- Responsibility for assessing the classification conditions. Under the June 2022 proposal, banks were required to assess their cryptoassets against the classification conditions and seek prior supervisory approval to finalize the classification. The Crypto Standard revises the process to remove the supervisory pre-approval element; instead, banks are required to notify their regulators of classification decisions, and national regulators will have the power to override these decisions if they disagree with a bank’s assessment.
- Custodial assets. Respondents to the June 2022 proposal raised concerns about the application of the standard in relation to customer assets where a bank is acting as a custodian. This apparently was not the intent of the Basel Committee, and, therefore, the Crypto Standard was revised to clarify which elements are applicable to custodial services provided by banks.
The Crypto Standard is a final standard, but indicates that some issues remain under consideration by the Basel Committee. These include the treatment of permissionless blockchains as Group 1 assets, appropriate statistical tests to reliably identify low-risk stablecoins, and calibration of the Group 2 exposure limit.
The Basel Committee indicated in the Crypto Standard that it intends to closely monitor its implementation and will likely issue additional refinements and clarifications over time. On one hand, this can be viewed as a positive development, as some aspects of the Crypto Standard are highly prescriptive and may change as technology develops. On the other hand, constant change to regulatory standards imposes a heavy burden on banks and should be avoided where possible. On balance, this open-mindedness is probably a good position for the Basel Committee to take because of the evolving nature of cryptoassets and the risks presented.
As we have discussed in relation to the Basel Committee’s climate risk management principles, the Crypto Standard does not have the force of law in the United States.

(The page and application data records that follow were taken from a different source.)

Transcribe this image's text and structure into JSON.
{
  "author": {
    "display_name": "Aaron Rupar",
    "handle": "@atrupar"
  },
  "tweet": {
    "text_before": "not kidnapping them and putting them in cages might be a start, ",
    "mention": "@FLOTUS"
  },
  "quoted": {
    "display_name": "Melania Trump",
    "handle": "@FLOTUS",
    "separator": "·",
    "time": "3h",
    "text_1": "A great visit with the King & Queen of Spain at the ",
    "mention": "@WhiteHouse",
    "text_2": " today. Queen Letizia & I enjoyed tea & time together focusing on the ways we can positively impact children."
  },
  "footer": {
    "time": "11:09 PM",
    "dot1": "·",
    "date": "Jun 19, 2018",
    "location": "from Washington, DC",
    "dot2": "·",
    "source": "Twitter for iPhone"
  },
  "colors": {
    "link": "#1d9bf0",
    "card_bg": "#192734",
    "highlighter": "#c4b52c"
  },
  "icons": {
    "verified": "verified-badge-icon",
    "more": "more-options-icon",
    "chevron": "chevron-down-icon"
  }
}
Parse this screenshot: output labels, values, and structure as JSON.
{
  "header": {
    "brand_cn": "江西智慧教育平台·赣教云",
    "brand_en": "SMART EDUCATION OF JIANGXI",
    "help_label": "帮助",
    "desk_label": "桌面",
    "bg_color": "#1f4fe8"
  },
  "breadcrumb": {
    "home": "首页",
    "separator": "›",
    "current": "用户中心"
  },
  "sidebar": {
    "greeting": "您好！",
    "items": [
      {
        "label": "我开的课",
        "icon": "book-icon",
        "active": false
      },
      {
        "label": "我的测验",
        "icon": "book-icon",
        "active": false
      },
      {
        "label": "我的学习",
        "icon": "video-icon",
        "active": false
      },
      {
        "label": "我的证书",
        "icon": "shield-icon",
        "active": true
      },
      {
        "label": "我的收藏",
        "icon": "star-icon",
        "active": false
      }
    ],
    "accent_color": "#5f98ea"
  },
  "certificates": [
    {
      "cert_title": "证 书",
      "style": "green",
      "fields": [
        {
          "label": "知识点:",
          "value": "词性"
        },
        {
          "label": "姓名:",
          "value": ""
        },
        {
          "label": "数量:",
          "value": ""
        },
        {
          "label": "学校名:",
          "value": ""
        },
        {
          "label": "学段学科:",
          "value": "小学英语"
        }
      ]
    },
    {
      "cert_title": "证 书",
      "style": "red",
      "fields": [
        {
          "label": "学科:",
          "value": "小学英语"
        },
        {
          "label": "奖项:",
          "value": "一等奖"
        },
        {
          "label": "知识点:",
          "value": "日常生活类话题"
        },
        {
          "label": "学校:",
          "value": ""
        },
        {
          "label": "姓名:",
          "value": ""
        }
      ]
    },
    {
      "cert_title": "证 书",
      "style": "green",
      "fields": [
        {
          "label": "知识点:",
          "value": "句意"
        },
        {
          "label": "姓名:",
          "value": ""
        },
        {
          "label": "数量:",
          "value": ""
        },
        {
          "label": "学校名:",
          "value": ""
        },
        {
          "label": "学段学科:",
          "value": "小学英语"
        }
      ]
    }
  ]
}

It is unclear if the Crypto Standard will be included in the pending Basel Endgame rulemaking that US regulators are considering (i.e., the process to incorporate the Basel Committee’s 2017 revisions to the general capital requirements into US regulation) and how the discovery of recent lapses in controls at cryptocurrency companies will affect the regulation of cryptoasset exposures of banks. Given the pressing need to adopt Basel Endgame, we expect that US regulators will defer addressing the Crypto Standard until after 2023.